> PROBLEM DESCRIPTION:
What lines in the entries hold the string "Valori"? List them.

(GIVEN DATA)

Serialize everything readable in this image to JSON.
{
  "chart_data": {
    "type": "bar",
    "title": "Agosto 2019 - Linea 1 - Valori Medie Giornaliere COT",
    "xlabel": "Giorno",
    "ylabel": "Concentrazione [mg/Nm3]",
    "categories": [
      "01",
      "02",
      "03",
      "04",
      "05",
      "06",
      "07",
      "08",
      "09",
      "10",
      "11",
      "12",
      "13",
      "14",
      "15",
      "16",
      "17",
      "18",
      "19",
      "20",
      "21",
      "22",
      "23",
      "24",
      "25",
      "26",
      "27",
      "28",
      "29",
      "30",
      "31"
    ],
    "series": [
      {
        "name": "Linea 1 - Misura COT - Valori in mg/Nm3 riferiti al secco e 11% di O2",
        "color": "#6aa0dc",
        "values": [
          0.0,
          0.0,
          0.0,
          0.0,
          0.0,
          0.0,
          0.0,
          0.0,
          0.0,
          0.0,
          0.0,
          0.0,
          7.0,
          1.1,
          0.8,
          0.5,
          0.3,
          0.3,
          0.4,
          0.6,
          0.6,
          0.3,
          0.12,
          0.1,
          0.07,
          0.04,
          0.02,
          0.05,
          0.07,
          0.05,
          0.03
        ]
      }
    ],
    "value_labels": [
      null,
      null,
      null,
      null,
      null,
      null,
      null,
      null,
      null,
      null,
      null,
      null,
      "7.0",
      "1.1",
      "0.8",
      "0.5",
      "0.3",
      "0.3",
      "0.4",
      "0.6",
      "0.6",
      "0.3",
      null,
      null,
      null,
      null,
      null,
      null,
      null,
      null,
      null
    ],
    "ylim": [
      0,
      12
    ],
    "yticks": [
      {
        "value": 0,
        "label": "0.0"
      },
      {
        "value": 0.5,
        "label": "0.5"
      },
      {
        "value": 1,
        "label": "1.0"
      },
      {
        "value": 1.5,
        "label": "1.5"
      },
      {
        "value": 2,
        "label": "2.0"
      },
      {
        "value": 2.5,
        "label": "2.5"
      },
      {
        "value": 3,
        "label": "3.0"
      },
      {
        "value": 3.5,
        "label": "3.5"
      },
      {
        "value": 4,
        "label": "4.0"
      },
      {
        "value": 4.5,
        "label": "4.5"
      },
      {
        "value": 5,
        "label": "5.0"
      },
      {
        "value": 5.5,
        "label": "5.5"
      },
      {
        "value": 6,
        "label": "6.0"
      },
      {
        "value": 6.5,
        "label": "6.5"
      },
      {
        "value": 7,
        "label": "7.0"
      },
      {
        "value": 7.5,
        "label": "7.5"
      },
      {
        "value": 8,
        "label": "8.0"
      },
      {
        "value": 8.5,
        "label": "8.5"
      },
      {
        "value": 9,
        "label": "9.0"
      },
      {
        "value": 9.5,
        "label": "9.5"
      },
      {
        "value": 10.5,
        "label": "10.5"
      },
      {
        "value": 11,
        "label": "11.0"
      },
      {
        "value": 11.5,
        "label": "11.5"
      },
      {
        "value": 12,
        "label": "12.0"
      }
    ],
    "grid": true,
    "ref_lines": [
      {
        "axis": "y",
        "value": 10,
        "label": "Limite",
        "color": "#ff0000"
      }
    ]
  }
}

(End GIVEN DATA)

> EXERCISE OUTPUT:
    "title": "Agosto 2019 - Linea 1 - Valori Medie Giornaliere COT",
        "name": "Linea 1 - Misura COT - Valori in mg/Nm3 riferiti al secco e 11% di O2",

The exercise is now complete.